App and web page records:

....................

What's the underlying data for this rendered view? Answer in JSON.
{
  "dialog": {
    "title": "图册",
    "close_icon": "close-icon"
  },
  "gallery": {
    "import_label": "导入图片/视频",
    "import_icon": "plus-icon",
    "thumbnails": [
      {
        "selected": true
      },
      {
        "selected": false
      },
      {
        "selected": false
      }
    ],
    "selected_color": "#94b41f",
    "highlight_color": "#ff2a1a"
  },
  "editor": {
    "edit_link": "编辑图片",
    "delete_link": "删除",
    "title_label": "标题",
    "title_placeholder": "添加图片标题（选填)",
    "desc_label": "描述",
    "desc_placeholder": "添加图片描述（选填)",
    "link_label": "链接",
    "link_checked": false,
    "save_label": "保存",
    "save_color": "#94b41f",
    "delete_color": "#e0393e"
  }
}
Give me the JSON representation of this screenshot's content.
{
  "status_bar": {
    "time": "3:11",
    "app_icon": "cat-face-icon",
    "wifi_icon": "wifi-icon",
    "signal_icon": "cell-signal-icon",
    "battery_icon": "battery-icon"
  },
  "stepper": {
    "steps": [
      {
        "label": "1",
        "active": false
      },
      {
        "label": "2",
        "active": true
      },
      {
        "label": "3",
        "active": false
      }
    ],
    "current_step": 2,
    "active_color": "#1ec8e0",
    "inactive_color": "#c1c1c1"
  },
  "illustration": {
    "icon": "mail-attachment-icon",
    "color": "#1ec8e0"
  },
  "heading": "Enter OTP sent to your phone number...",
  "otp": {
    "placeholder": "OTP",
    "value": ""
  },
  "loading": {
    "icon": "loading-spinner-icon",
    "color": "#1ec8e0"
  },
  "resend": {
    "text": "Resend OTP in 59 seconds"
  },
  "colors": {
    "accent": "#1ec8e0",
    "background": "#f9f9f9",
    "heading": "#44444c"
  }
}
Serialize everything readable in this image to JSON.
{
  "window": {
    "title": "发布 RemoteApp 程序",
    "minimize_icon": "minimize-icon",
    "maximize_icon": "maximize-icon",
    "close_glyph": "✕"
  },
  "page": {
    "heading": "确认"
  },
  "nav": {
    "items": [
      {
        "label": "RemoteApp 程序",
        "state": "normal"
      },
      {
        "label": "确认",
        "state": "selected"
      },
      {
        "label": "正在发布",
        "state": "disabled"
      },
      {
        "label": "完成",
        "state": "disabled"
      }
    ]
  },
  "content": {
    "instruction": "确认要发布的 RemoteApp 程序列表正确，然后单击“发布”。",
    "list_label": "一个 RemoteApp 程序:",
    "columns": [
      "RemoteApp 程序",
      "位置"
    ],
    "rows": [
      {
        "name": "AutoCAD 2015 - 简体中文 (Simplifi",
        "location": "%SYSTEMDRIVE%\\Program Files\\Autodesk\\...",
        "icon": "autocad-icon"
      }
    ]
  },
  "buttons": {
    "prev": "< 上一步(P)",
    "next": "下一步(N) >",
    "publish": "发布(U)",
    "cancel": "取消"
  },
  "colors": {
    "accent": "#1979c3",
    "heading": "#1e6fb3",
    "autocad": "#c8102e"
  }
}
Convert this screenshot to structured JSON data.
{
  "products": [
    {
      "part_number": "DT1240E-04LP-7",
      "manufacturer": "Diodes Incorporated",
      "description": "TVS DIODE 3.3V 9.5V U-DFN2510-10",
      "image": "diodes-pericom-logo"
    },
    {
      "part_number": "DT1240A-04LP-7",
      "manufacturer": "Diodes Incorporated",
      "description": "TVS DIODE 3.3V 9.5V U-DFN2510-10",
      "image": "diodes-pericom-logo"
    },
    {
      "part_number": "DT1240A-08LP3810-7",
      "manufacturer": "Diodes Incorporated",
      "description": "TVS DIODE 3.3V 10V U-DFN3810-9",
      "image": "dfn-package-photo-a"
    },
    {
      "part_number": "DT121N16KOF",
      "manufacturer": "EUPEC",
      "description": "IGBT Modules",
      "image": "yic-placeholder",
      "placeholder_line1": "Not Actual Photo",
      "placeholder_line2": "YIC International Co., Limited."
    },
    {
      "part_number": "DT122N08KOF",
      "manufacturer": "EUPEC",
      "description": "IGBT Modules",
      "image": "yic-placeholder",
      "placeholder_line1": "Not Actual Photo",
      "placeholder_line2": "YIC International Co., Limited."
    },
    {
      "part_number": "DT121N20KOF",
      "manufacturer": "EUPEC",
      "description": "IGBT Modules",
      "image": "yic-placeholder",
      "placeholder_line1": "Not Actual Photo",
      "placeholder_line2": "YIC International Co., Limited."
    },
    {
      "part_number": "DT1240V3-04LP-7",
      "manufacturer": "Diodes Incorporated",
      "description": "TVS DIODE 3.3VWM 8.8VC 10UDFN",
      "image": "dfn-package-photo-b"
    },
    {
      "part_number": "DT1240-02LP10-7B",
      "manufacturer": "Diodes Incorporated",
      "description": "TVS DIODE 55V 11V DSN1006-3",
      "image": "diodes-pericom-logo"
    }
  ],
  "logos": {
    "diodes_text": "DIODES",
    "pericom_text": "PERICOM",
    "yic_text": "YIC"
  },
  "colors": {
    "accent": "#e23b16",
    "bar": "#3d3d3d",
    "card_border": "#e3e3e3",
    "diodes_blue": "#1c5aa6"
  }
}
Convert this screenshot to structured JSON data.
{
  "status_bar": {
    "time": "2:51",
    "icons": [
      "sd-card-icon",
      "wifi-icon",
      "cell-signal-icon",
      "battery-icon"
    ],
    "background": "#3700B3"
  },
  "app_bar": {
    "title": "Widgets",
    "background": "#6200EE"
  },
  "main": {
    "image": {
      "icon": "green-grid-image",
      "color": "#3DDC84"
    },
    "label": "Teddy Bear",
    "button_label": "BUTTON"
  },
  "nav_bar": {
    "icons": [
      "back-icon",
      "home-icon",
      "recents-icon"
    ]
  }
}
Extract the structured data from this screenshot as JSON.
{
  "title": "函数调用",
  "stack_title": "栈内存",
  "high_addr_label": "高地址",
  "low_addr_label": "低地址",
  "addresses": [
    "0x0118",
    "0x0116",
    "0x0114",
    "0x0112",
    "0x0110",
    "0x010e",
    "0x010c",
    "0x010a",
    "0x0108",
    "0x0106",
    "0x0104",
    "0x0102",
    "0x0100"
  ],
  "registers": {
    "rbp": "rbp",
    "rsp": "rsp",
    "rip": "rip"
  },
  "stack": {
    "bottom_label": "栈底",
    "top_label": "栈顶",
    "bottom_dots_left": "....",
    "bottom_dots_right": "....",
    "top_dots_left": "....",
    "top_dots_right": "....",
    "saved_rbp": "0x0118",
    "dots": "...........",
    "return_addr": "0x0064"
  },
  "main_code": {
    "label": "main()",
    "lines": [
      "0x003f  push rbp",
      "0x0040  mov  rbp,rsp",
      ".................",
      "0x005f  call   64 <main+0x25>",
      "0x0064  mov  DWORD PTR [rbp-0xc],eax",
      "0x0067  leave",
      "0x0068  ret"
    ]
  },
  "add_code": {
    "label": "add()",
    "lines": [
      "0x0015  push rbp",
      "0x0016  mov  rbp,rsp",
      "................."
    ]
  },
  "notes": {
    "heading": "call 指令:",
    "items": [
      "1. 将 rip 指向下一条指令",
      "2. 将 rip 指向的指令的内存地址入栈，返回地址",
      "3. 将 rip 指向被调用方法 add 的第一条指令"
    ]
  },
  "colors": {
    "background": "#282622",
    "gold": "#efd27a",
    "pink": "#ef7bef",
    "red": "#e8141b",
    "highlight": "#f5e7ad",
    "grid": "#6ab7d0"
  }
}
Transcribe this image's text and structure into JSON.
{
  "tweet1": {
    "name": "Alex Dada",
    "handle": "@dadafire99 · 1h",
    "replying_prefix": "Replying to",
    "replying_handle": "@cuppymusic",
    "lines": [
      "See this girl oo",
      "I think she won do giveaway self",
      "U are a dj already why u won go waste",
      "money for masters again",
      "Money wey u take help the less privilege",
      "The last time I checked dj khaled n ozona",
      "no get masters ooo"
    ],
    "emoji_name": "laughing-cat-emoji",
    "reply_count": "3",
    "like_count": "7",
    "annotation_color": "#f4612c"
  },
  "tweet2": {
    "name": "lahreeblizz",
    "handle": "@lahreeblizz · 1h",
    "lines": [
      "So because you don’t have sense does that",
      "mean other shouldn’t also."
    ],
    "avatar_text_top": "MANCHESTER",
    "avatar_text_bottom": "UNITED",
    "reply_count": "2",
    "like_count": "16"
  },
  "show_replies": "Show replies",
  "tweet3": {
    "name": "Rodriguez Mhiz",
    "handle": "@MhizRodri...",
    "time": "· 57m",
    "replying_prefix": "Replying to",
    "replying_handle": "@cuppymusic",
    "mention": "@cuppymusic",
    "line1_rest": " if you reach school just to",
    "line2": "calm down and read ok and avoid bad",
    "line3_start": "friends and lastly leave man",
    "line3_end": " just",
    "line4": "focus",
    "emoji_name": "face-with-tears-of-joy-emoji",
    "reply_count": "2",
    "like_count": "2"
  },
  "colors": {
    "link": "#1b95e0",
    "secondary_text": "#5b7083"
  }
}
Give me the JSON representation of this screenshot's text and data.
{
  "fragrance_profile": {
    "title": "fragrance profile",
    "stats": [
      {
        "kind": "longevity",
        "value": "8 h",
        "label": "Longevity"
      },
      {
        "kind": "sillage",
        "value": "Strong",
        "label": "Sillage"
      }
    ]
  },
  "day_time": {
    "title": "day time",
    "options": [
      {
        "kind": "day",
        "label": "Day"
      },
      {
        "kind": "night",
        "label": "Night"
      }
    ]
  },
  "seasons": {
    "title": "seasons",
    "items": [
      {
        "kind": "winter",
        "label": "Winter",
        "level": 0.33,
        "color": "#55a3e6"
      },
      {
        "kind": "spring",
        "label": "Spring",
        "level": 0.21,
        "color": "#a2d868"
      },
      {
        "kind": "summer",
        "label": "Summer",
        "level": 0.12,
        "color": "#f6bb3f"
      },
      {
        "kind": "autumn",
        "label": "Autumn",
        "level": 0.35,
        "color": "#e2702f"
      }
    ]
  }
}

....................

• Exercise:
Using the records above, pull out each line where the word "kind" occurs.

• Task answer:
        "kind": "longevity",
        "kind": "sillage",
        "kind": "day",
        "kind": "night",
        "kind": "winter",
        "kind": "spring",
        "kind": "summer",
        "kind": "autumn",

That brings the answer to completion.